**Problem statement:**
Your reply should be made up of every line in the records below that holds the string "icon".

(Interface dataset entries)
Segment Open
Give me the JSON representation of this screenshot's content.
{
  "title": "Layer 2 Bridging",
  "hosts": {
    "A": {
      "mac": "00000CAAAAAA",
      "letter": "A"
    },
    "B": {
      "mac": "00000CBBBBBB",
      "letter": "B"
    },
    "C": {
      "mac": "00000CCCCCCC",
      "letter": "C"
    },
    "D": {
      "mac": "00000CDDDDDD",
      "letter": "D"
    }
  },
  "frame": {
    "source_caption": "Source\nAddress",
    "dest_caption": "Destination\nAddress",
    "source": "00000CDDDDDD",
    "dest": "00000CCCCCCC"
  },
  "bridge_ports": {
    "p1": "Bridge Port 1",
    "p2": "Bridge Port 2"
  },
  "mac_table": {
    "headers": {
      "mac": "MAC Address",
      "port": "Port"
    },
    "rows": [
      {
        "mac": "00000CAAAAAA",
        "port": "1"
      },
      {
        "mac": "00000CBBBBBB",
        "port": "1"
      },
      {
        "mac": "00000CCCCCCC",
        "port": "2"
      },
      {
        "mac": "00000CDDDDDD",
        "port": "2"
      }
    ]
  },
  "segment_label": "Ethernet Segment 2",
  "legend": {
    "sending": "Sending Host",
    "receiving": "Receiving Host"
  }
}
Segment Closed
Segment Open
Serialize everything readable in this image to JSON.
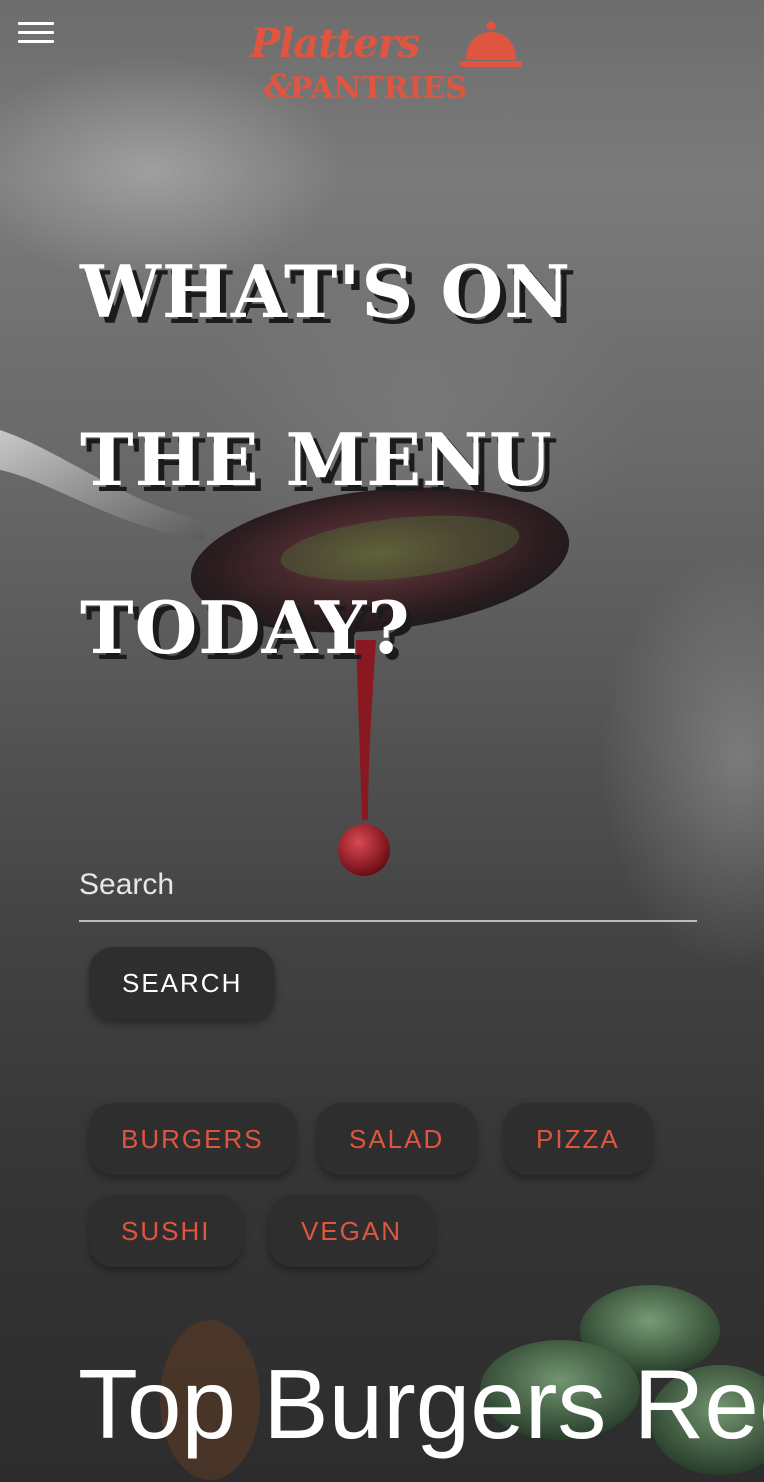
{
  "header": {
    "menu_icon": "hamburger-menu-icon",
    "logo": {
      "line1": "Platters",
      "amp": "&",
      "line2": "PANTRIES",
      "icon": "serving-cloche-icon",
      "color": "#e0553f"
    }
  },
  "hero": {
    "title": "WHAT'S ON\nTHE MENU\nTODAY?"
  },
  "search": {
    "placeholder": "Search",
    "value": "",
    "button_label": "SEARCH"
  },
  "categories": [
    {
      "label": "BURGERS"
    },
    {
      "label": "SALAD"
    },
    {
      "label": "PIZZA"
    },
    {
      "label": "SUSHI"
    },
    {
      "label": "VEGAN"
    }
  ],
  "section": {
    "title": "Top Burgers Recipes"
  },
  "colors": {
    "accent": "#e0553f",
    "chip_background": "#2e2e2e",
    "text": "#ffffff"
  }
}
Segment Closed
**Response to the exercise:**
    "menu_icon": "hamburger-menu-icon",
      "icon": "serving-cloche-icon",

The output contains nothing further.